5 things I’ve learned about…International Whiskey

The March 2011 issue of Wine Enthusiast magazine is out, and it includes (among other things) my review column on International Whiskey.  You can pick up a copy at the newsstand, or view it in digital format on Zinio.  Here’s what I learned:

1.  It’s a big, big, big, big world out there. American, Canadian, Irish, Welsh, French, and Japanese whiskies all made their way to my doorstep.  (I should probably explain that “International Whiskey” is shorthand for all whiskey except Bourbon, Rye, and Scotch. Why exclude those categories?  Bourbon and Rye were covered recently; Scotch will be covered in depth later this year. And yes, despite that exclusion, there was still a TON left to cover!)

2.  Whiskey spans so many styles —  single malt, blended, peated, cask-finished – ages, mash bills (the blend of grains used to make the spirit), and colors, from crystal clear to deep nut-brown.

3.  Different can be good. One of my favorites was an Irish Whiskey, light (in color and feel), and had tropical fruit notes, like a Sauvignon Blanc, beneath a light veil of smoke (Slieve Foy 18 year-old). Another favorite – polar opposite – was an American regional, quite dark and rich, and had a creamy mouthfeel that put me in mind of the head on a root beer float (Stranahan’s). And both were delicious.

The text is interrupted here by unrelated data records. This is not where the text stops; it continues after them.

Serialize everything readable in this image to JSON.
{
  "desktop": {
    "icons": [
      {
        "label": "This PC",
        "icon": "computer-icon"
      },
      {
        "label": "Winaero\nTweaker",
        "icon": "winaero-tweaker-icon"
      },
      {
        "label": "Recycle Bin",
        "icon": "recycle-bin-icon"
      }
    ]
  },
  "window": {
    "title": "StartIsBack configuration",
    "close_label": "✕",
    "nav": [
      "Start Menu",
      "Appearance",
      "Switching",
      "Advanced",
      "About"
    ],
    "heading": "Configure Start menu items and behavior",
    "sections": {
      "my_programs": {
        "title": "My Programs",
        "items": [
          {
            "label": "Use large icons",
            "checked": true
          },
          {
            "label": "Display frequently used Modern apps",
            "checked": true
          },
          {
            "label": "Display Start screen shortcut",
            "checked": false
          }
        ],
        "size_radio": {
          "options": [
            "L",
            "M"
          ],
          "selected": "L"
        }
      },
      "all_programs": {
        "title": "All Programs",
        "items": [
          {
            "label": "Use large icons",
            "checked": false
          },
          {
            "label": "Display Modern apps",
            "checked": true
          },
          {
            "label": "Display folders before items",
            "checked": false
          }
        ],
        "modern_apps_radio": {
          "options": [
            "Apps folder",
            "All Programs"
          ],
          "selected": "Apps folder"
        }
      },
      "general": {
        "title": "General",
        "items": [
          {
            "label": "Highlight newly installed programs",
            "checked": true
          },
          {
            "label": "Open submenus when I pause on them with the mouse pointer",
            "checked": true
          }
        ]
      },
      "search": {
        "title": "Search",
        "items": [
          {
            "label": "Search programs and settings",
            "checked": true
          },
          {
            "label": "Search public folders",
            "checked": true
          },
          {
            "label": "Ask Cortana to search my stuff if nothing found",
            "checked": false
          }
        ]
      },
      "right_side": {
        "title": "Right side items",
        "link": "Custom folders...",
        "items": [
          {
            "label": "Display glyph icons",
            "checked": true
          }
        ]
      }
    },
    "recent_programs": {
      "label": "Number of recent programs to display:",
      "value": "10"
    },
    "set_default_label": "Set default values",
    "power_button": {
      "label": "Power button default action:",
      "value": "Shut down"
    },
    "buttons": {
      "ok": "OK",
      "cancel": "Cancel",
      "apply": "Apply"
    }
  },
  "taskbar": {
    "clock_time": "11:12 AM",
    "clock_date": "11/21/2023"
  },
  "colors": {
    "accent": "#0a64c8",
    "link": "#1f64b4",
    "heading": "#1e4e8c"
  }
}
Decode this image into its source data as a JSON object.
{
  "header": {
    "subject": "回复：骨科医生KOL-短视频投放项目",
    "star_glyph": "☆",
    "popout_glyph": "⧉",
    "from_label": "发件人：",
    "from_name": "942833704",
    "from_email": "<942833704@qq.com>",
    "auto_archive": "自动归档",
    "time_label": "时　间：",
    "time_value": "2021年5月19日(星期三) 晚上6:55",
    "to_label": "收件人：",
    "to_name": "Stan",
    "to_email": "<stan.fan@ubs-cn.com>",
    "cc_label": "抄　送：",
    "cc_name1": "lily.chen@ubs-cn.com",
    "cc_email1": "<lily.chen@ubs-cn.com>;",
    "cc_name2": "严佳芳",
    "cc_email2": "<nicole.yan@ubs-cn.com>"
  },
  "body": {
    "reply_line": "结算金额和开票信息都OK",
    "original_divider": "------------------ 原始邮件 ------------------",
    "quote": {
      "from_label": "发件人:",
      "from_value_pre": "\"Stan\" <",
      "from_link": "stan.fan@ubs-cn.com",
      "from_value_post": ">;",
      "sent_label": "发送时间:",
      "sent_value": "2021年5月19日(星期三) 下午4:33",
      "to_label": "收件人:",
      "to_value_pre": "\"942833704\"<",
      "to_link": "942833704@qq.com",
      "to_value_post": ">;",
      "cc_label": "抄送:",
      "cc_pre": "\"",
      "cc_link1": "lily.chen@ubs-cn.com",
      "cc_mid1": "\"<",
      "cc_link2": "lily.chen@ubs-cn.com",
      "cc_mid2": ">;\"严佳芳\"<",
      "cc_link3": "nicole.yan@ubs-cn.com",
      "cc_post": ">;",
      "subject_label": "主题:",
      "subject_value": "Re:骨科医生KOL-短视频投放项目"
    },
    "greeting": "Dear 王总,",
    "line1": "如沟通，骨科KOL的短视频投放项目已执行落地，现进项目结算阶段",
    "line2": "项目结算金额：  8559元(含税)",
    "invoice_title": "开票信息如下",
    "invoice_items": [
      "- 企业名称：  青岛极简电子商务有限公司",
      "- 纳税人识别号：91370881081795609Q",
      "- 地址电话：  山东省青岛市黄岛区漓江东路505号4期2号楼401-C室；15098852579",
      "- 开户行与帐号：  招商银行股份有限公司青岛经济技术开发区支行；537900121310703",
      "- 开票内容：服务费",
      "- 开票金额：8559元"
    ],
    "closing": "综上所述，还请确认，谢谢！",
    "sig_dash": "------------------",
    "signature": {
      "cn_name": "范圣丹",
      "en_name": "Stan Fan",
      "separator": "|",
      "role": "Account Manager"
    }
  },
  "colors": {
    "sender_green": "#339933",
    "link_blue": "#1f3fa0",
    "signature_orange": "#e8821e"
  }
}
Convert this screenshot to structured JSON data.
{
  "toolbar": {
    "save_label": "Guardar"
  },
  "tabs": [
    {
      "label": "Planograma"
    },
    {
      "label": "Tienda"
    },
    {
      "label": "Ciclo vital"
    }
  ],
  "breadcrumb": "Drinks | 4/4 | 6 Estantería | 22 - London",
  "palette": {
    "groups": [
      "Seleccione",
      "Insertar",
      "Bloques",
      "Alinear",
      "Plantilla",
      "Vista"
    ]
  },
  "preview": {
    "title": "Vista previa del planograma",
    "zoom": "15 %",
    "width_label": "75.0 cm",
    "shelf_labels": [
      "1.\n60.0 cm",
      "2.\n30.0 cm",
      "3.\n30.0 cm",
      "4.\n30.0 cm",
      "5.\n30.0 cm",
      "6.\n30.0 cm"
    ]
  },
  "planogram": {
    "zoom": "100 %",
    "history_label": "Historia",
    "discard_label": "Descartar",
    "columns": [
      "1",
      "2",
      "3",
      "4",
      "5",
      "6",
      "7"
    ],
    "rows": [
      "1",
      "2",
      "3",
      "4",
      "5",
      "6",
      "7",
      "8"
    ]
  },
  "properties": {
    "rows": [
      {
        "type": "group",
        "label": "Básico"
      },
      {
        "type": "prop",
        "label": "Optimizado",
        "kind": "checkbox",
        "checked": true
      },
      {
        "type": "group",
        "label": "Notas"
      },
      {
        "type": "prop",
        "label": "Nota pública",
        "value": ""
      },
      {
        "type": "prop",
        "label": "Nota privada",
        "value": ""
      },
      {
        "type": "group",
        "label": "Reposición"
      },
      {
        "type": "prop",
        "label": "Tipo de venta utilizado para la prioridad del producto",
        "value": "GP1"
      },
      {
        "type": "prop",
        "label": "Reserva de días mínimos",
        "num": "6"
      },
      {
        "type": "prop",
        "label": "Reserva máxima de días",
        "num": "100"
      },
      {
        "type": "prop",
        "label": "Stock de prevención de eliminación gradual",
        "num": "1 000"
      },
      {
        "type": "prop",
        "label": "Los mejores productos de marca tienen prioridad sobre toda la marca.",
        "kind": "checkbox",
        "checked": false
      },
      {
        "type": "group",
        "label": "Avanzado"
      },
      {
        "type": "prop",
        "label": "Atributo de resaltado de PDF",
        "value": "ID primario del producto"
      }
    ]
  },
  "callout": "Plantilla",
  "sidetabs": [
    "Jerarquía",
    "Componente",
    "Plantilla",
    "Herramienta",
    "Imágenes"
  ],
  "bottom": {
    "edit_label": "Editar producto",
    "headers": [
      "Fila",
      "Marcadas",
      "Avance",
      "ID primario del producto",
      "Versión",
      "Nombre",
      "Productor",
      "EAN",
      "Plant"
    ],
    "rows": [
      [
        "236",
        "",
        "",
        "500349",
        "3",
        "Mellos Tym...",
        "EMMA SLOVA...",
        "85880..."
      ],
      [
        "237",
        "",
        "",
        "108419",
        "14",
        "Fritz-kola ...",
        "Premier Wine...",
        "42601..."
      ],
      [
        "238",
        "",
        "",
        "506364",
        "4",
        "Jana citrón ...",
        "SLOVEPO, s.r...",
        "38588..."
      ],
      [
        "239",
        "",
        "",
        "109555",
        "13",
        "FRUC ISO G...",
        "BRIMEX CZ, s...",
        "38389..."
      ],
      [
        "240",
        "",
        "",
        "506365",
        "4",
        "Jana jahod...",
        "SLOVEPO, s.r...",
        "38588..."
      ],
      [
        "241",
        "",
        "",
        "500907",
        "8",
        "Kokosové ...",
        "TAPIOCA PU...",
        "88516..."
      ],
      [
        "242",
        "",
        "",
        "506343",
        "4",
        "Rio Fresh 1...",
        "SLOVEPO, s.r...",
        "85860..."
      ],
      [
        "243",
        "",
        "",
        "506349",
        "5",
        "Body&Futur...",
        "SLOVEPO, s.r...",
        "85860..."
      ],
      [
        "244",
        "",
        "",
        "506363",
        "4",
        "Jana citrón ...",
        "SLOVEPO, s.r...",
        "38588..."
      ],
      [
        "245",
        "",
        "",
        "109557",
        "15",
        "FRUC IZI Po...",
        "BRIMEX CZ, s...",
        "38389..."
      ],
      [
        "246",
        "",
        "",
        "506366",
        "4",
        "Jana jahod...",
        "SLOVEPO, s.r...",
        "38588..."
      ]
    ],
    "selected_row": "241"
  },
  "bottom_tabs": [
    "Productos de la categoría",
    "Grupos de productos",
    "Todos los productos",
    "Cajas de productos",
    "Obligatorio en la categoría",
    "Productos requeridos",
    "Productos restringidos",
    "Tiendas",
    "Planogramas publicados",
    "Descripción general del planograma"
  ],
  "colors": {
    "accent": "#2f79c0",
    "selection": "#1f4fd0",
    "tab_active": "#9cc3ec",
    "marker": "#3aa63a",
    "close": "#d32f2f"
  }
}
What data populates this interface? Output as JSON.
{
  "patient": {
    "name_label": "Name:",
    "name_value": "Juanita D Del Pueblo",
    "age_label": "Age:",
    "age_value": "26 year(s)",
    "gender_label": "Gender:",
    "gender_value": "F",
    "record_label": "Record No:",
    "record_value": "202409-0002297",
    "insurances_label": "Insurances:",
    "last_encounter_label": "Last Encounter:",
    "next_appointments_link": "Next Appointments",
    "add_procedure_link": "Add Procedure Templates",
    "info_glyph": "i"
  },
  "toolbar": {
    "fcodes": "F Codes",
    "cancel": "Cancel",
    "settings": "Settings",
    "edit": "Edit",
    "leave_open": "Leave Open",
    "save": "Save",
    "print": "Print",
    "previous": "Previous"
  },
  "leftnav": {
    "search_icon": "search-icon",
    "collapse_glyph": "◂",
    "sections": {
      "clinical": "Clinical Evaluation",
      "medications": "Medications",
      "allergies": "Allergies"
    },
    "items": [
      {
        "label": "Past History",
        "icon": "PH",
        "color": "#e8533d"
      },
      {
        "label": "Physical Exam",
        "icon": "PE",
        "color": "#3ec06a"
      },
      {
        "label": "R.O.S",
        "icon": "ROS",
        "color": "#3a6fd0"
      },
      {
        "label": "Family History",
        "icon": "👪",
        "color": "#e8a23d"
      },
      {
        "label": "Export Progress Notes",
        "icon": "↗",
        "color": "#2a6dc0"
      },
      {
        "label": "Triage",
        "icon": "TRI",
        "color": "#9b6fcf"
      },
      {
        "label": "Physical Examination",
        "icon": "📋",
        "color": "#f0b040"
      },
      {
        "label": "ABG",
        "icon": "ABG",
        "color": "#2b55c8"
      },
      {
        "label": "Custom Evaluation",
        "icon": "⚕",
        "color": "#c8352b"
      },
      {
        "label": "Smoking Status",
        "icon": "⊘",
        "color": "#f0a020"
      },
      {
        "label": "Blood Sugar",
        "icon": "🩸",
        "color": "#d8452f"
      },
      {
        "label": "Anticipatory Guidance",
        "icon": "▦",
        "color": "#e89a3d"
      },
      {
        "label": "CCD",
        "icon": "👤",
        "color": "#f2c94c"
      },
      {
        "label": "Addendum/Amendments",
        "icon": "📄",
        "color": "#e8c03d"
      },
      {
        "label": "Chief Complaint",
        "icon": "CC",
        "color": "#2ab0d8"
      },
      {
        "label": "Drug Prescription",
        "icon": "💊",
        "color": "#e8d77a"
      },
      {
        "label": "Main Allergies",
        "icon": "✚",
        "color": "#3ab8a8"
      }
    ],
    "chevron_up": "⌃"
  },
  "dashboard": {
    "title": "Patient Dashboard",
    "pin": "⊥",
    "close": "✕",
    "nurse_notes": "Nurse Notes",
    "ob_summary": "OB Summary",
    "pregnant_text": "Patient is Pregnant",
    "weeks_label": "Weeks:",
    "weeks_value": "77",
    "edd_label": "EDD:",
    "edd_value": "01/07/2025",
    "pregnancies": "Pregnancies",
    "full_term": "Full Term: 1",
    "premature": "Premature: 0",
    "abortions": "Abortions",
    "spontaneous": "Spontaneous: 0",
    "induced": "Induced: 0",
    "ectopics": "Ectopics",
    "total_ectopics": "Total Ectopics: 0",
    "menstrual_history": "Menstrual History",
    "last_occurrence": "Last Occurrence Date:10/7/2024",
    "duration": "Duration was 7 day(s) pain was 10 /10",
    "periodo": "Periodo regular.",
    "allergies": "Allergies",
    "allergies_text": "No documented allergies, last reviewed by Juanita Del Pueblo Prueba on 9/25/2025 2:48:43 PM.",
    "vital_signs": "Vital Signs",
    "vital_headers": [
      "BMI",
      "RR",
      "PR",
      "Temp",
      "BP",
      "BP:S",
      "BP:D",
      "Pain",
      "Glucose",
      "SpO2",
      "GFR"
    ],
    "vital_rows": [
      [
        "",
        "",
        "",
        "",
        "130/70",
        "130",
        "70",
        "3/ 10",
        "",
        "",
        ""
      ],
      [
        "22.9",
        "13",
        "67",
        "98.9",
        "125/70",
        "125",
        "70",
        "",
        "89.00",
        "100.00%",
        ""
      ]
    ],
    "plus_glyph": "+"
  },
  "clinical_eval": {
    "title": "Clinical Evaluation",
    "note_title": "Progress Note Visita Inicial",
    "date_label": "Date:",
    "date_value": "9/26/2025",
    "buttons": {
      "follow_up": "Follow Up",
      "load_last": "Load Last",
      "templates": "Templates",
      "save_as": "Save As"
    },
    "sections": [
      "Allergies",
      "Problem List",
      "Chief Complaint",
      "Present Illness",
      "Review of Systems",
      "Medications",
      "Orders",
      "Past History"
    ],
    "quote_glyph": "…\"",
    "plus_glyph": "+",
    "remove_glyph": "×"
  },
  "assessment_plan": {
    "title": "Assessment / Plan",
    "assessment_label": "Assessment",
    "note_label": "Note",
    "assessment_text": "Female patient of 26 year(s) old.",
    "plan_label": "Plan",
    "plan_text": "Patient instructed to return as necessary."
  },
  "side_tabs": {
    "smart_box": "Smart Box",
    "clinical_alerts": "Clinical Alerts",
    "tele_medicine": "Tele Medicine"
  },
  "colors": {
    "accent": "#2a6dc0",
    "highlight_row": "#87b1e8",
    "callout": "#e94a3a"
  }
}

4.  It’s an amazing testament that so many countries have opted to distill whiskey. Originally, whiskey was brewed in countries that lacked the warm climate for producing fermented drinks made from grapes. However, this is no longer an iron-clad rule. In fact, some distillers in California and other states now produce brandies and whiskies in the same facility.

5.  Whiskey is perhaps the trickiest base ingredient to use in cocktails. Maybe that’s why many purists opt to drink whiskey straight.

If you have a favorite whiskey, or whiskey-based cocktail, I’d love to hear more about it, please leave a comment!